Active characters make things happen. They react, but they are also proactive. Passive characters let things happen to them. Passive characters are usually not the protagonist (except in tragedies), and they rarely create tension through outward action. Internal conflicts are usually the primary source of tension where these fictional characters are concerned.
Readers tend to like active characters better than passive characters. It’s hard to have much sympathy for characters who simply sit and wait for fate to overtake them.
When active characters keep trying to solve their problems and keep taking missteps, story tension mounts. In a historical romance where two characters are separated by a work assignment, a war or another force, they might write letters, for example. They actively try to overcome the obstacle.
Scenarios like these introduce more opportunities for mishaps and tension. You could, for example, have an entire chapter telling the story of a love letter’s progress as it’s misplaced, wrongfully delivered, returned to sender, and finally reaches its destination. Here, the tension is still between two characters but is shifted onto their communication itself and whether or not it reaches its target.
7. Avoid tension destroyers
There are a few things you should not do or only do sparingly in order to maintain tension:
- Don’t overdo backstory. Your characters had lives before the story started, and sometimes it is necessary to explain your character’s psychology and even to build tension by informing your readers of some of that history. However, too much backstory may drag your novel to a halt
- Don’t tell the reader everything. Tighten your writing. You might have noticed that people in movies and TV shows rarely say goodbye; they just hang up the phone. Of course, you wouldn’t do this in real life, but in a movie, it cuts any fat from the scene. Books are no different. Your reader doesn’t need to have every line of dialogue two characters speak or to know how someone got from one place to another. Stick to key information
- Don’t waste time idling. The tension might be building quickly or very slowly, but the story should always be moving forward in some way, eliciting questions of ‘what next?’ Whenever you write a scene, ask yourself ‘what key piece of the whole does this contribute?’
8. Ground your tension in conflicts that make sense for your genre
All novels need tension, but different types of stories produce tension from different sources.

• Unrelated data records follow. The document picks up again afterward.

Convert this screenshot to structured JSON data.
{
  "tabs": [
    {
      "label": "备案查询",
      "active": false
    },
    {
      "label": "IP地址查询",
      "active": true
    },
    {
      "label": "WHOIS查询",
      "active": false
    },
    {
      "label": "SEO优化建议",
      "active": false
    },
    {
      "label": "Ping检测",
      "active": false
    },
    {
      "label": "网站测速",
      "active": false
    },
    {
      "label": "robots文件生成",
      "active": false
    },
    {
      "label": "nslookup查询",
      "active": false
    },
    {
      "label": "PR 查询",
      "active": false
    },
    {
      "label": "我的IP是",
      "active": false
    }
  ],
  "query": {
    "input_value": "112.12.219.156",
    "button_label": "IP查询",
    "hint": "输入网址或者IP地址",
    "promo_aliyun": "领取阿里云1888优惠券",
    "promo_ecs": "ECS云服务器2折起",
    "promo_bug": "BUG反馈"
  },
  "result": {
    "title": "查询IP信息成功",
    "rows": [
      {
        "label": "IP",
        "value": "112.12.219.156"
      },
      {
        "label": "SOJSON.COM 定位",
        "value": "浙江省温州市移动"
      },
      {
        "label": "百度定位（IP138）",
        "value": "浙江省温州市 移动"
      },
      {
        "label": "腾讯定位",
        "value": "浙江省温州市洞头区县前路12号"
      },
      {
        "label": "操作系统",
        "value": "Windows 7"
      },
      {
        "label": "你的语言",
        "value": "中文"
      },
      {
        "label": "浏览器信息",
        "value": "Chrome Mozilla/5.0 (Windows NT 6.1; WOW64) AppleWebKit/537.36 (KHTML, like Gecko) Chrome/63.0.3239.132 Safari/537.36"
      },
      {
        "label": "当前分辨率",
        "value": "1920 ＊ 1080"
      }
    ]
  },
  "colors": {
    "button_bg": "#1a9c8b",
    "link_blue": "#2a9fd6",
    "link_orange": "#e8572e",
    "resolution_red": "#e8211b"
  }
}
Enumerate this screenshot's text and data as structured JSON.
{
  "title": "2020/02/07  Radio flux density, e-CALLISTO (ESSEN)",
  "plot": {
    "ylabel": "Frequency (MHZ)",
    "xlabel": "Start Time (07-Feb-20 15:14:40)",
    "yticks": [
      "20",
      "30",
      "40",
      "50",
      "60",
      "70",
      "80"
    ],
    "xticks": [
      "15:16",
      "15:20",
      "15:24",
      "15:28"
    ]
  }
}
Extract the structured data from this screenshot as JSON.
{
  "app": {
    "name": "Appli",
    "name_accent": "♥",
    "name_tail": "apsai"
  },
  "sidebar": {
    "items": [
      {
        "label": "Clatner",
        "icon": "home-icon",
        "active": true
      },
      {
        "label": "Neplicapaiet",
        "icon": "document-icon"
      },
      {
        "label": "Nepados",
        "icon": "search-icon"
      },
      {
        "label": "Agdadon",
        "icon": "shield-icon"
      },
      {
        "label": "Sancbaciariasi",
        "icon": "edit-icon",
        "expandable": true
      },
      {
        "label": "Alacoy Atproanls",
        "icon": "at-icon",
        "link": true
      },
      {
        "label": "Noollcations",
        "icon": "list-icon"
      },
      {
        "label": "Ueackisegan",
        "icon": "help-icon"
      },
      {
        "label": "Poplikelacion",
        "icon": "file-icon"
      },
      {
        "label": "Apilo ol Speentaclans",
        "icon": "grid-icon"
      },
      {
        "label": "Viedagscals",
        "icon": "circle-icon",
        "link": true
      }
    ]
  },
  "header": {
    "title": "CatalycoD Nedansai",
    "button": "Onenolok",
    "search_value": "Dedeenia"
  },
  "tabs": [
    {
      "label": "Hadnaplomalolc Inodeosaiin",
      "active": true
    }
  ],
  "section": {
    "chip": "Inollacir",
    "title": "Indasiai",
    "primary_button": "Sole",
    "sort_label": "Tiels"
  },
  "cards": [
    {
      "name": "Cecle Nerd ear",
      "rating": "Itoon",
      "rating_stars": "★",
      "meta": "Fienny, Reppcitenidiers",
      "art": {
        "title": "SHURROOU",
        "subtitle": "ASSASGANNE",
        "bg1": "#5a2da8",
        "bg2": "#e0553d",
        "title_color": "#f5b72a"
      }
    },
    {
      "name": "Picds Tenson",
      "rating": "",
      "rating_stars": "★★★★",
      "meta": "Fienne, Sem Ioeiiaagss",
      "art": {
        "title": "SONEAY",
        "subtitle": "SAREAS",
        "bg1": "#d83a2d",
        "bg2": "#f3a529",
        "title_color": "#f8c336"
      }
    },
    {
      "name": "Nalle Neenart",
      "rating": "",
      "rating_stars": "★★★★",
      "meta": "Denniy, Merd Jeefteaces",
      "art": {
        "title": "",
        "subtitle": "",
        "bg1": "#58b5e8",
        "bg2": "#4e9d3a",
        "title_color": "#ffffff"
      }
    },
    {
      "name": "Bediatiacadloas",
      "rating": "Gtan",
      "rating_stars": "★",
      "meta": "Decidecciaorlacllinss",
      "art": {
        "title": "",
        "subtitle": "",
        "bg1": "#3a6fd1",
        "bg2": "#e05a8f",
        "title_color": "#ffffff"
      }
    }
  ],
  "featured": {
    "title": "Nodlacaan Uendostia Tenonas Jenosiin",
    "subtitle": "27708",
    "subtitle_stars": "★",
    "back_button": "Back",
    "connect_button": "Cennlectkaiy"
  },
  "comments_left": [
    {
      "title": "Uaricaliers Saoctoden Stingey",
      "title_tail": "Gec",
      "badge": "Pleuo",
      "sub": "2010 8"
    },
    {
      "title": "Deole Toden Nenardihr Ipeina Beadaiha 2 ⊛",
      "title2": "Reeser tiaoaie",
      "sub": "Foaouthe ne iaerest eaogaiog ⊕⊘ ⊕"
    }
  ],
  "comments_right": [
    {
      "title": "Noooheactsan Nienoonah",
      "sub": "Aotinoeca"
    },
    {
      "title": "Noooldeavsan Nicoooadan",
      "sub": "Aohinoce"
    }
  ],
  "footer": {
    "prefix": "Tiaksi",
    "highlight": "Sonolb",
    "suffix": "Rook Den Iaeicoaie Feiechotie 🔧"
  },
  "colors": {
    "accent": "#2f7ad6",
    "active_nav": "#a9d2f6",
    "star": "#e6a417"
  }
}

The main tension in a romance novel will come from whether or not the protagonist and the love interest get together, or struggles they face with each other or facing external events. The main tension in a crime novel involves solving the mystery or catching a criminal. In a similar way to the tip about steadily raising the stakes, this may seem like an obvious observation. Yet often a novel that falls flat has forgotten to focus on what should be the main source of tension, the most urgent unknown.
Once you’ve made certain that you have chosen an effective main source of tension, you can also look to other genre elements to create secondary tension. Your detective in a mystery novel might also be struggling with a romantic relationship. Characters fighting to save their home in a family saga might deal with a murder. Just be sure that you don’t let secondary sources of tension seem like they usurp and detract from the main conflicts of your story.
Structuring your story well is vital if you want to create masterful tension. Try the structured Now Novel process to create a novel outline and stay focused on key, tension-building events.